The latest data shows that 25,091 people in England tested positive for Covid-19 at least once between 27 May and 2 June, up by 45% compared to the previous week.
The weekly statistics for NHS Test and Trace, which were published by the Department for Health and Social Care (10 June), showed that 3,757,528 people were tested at least once, which was ‘consistent with the previous week’.
This is the highest weekly number of people testing positive since the week ending 31 March 2021, it said.
Additionally, 89.9% of in-person tests were returned within 24 hours, while three-quarters (76.8%) of test results were received within 48 hours for home test kits and satellite test centres.
The report also showed that nine in every 10 of the 19,958 cases (92%) transferred to the contact tracing system were reached and asked to provide information about their contacts.
However, this meant that more than 1,500 people who tested positive could not be reached or did not provide contact details.
Of this group, four in five (15,821) were able to provide information about one or more close contacts, it said.
Yesterday, Health Secretary Matt Hancock confirmed that the delta variant first identified in India now comprises 91% of new Covid cases seen in the UK.
This comes after GP-led vaccination sites were told to bring forward second-dose appointments from 12 to eight weeks in a bid to tackle rising cases of the variant.
‘Precarious position’ to further ease restrictions
Danny Mortimer, deputy chief executive of the NHS Confederation, said the country is now in an ‘extremely precarious position’, adding that ‘even a slight increase’ in hospital admissions could put recovery efforts at risk.
‘With 45 per cent more infections week-on-week, pressure is mounting. Covid-19 hospital admissions are already going up and that will put capacity under strain, especially as the latest performance figures showed 5.1 million people are waiting to start treatment,’ he said.
The Government should be ready to push back the 21 June deadline for further easing restrictions to ‘help abate rising infections, ease pressure on the NHS and keep the public safe’, he said.
Meanwhile, Chris Hopson, chief executive of NHS Providers, said the figures were concerning, given the increased number of hospitalisations in the North West.
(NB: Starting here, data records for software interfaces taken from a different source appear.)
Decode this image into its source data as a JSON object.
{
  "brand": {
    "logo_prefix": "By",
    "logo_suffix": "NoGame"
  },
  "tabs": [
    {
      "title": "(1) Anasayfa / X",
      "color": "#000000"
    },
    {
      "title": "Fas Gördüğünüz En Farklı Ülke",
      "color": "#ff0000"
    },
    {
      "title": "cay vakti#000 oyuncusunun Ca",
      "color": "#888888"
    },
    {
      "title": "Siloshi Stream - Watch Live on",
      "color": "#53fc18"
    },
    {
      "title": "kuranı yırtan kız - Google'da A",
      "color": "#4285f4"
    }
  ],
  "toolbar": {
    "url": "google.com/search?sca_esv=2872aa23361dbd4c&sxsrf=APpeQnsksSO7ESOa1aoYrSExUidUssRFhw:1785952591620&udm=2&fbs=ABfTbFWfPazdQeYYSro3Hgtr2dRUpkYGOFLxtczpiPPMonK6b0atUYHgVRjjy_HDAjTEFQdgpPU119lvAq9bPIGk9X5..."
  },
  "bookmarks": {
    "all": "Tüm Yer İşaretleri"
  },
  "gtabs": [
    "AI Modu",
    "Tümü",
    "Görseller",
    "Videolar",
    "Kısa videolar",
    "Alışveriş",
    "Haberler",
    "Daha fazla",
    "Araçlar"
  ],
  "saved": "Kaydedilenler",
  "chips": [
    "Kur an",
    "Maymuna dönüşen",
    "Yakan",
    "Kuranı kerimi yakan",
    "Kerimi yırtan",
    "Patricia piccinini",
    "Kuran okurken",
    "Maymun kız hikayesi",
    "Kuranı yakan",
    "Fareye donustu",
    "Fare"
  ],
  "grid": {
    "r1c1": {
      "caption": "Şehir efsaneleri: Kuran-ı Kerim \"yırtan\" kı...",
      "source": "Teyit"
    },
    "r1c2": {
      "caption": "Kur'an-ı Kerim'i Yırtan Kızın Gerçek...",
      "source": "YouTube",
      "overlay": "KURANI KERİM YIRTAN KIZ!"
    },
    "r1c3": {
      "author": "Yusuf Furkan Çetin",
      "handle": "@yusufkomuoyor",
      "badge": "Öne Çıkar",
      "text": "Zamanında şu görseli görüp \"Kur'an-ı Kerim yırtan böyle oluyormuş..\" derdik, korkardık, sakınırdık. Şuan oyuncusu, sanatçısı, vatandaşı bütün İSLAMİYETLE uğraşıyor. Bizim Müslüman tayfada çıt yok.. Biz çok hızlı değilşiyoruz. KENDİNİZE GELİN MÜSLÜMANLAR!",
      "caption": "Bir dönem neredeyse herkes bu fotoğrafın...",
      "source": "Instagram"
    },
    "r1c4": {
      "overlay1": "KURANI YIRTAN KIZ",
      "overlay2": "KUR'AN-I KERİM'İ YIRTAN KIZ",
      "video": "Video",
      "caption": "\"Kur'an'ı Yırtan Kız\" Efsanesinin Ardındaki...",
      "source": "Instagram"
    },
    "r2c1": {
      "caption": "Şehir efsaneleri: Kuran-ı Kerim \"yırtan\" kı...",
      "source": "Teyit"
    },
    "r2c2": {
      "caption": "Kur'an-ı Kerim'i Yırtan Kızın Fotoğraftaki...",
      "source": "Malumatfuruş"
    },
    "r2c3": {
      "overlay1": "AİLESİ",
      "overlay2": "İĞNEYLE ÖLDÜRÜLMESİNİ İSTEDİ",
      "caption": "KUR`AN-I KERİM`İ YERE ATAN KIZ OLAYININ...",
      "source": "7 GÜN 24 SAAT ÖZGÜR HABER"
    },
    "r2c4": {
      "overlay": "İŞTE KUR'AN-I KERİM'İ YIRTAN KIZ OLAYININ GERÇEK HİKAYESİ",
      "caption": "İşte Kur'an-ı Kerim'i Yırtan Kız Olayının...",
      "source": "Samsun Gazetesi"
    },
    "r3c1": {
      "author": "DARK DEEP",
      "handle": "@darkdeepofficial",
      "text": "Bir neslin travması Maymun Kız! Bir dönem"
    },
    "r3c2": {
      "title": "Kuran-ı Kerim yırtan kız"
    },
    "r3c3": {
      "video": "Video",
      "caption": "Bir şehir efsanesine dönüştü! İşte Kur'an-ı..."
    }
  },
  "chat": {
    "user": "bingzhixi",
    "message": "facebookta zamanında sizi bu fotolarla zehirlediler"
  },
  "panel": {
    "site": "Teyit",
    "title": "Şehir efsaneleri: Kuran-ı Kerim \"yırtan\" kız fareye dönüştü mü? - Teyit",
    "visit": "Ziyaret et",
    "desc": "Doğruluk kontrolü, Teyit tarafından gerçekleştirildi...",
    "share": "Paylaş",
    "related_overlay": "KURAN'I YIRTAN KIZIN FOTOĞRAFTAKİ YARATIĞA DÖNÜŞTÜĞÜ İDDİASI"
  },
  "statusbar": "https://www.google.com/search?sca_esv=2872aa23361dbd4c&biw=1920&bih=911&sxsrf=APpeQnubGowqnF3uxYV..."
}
It highlights ‘clear room for improvement in NHS Test and Trace, as over 5,000 people who tested positive were not transferred into the system’, he said.
Recent data indicated that patients in the North West of England have had the highest rate of GP clinical diagnoses or positive tests for Covid-19 since the start of the pandemic.